Reproduce all of the data, making sure that no line differs from the original.

ENTRIES SUPPLIED
....
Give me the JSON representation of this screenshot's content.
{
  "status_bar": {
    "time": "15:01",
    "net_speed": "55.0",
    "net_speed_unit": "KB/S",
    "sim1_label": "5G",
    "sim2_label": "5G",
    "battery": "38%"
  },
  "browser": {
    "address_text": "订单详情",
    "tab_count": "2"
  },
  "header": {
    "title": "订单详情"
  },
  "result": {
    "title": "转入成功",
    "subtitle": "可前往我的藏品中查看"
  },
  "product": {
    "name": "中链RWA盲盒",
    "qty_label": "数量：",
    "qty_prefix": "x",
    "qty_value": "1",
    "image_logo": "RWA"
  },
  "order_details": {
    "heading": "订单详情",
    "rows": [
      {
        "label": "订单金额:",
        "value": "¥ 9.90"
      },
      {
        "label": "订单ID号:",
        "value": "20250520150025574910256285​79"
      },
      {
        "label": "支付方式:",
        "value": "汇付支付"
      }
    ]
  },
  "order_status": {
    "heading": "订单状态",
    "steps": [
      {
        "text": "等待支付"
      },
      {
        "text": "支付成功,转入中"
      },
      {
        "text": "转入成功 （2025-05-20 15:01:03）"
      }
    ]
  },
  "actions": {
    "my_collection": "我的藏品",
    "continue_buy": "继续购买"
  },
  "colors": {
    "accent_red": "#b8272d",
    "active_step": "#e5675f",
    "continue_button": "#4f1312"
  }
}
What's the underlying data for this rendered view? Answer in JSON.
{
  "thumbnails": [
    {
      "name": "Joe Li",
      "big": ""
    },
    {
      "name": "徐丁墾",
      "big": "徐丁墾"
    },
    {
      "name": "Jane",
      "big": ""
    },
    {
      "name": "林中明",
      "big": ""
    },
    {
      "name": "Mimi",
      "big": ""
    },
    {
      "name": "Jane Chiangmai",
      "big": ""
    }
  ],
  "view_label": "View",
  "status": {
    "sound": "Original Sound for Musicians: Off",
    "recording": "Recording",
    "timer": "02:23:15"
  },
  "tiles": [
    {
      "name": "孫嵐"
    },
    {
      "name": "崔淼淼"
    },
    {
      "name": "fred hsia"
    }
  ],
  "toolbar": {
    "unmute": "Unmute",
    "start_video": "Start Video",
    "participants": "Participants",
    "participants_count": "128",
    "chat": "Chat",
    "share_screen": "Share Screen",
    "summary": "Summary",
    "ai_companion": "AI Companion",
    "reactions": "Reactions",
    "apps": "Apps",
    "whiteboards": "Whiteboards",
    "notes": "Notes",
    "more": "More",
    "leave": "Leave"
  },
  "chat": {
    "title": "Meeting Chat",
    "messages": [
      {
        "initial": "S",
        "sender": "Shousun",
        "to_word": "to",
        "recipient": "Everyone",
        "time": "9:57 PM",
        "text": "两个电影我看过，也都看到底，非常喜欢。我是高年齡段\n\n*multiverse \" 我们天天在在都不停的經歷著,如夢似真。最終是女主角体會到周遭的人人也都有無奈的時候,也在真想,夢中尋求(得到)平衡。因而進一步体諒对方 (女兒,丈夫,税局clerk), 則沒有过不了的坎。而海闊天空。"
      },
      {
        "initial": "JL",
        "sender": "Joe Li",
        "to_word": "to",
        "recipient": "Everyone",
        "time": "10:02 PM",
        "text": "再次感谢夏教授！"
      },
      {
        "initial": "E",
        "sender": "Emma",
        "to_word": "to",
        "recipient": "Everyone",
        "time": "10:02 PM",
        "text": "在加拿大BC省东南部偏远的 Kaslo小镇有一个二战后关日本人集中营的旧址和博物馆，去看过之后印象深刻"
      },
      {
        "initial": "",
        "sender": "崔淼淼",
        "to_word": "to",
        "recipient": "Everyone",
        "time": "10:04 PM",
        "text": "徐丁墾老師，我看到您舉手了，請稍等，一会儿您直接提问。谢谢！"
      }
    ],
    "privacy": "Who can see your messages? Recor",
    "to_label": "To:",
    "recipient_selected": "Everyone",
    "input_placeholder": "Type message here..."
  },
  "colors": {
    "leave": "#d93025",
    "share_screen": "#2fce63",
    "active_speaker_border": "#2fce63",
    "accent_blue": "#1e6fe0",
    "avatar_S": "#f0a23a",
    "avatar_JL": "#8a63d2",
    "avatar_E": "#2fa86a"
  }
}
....
SOLUTION FOR THIS TASK
Give me the JSON representation of this screenshot's content.
{
  "status_bar": {
    "time": "15:01",
    "net_speed": "55.0",
    "net_speed_unit": "KB/S",
    "sim1_label": "5G",
    "sim2_label": "5G",
    "battery": "38%"
  },
  "browser": {
    "address_text": "订单详情",
    "tab_count": "2"
  },
  "header": {
    "title": "订单详情"
  },
  "result": {
    "title": "转入成功",
    "subtitle": "可前往我的藏品中查看"
  },
  "product": {
    "name": "中链RWA盲盒",
    "qty_label": "数量：",
    "qty_prefix": "x",
    "qty_value": "1",
    "image_logo": "RWA"
  },
  "order_details": {
    "heading": "订单详情",
    "rows": [
      {
        "label": "订单金额:",
        "value": "¥ 9.90"
      },
      {
        "label": "订单ID号:",
        "value": "20250520150025574910256285​79"
      },
      {
        "label": "支付方式:",
        "value": "汇付支付"
      }
    ]
  },
  "order_status": {
    "heading": "订单状态",
    "steps": [
      {
        "text": "等待支付"
      },
      {
        "text": "支付成功,转入中"
      },
      {
        "text": "转入成功 （2025-05-20 15:01:03）"
      }
    ]
  },
  "actions": {
    "my_collection": "我的藏品",
    "continue_buy": "继续购买"
  },
  "colors": {
    "accent_red": "#b8272d",
    "active_step": "#e5675f",
    "continue_button": "#4f1312"
  }
}
What's the underlying data for this rendered view? Answer in JSON.
{
  "thumbnails": [
    {
      "name": "Joe Li",
      "big": ""
    },
    {
      "name": "徐丁墾",
      "big": "徐丁墾"
    },
    {
      "name": "Jane",
      "big": ""
    },
    {
      "name": "林中明",
      "big": ""
    },
    {
      "name": "Mimi",
      "big": ""
    },
    {
      "name": "Jane Chiangmai",
      "big": ""
    }
  ],
  "view_label": "View",
  "status": {
    "sound": "Original Sound for Musicians: Off",
    "recording": "Recording",
    "timer": "02:23:15"
  },
  "tiles": [
    {
      "name": "孫嵐"
    },
    {
      "name": "崔淼淼"
    },
    {
      "name": "fred hsia"
    }
  ],
  "toolbar": {
    "unmute": "Unmute",
    "start_video": "Start Video",
    "participants": "Participants",
    "participants_count": "128",
    "chat": "Chat",
    "share_screen": "Share Screen",
    "summary": "Summary",
    "ai_companion": "AI Companion",
    "reactions": "Reactions",
    "apps": "Apps",
    "whiteboards": "Whiteboards",
    "notes": "Notes",
    "more": "More",
    "leave": "Leave"
  },
  "chat": {
    "title": "Meeting Chat",
    "messages": [
      {
        "initial": "S",
        "sender": "Shousun",
        "to_word": "to",
        "recipient": "Everyone",
        "time": "9:57 PM",
        "text": "两个电影我看过，也都看到底，非常喜欢。我是高年齡段\n\n*multiverse \" 我们天天在在都不停的經歷著,如夢似真。最終是女主角体會到周遭的人人也都有無奈的時候,也在真想,夢中尋求(得到)平衡。因而進一步体諒对方 (女兒,丈夫,税局clerk), 則沒有过不了的坎。而海闊天空。"
      },
      {
        "initial": "JL",
        "sender": "Joe Li",
        "to_word": "to",
        "recipient": "Everyone",
        "time": "10:02 PM",
        "text": "再次感谢夏教授！"
      },
      {
        "initial": "E",
        "sender": "Emma",
        "to_word": "to",
        "recipient": "Everyone",
        "time": "10:02 PM",
        "text": "在加拿大BC省东南部偏远的 Kaslo小镇有一个二战后关日本人集中营的旧址和博物馆，去看过之后印象深刻"
      },
      {
        "initial": "",
        "sender": "崔淼淼",
        "to_word": "to",
        "recipient": "Everyone",
        "time": "10:04 PM",
        "text": "徐丁墾老師，我看到您舉手了，請稍等，一会儿您直接提问。谢谢！"
      }
    ],
    "privacy": "Who can see your messages? Recor",
    "to_label": "To:",
    "recipient_selected": "Everyone",
    "input_placeholder": "Type message here..."
  },
  "colors": {
    "leave": "#d93025",
    "share_screen": "#2fce63",
    "active_speaker_border": "#2fce63",
    "accent_blue": "#1e6fe0",
    "avatar_S": "#f0a23a",
    "avatar_JL": "#8a63d2",
    "avatar_E": "#2fa86a"
  }
}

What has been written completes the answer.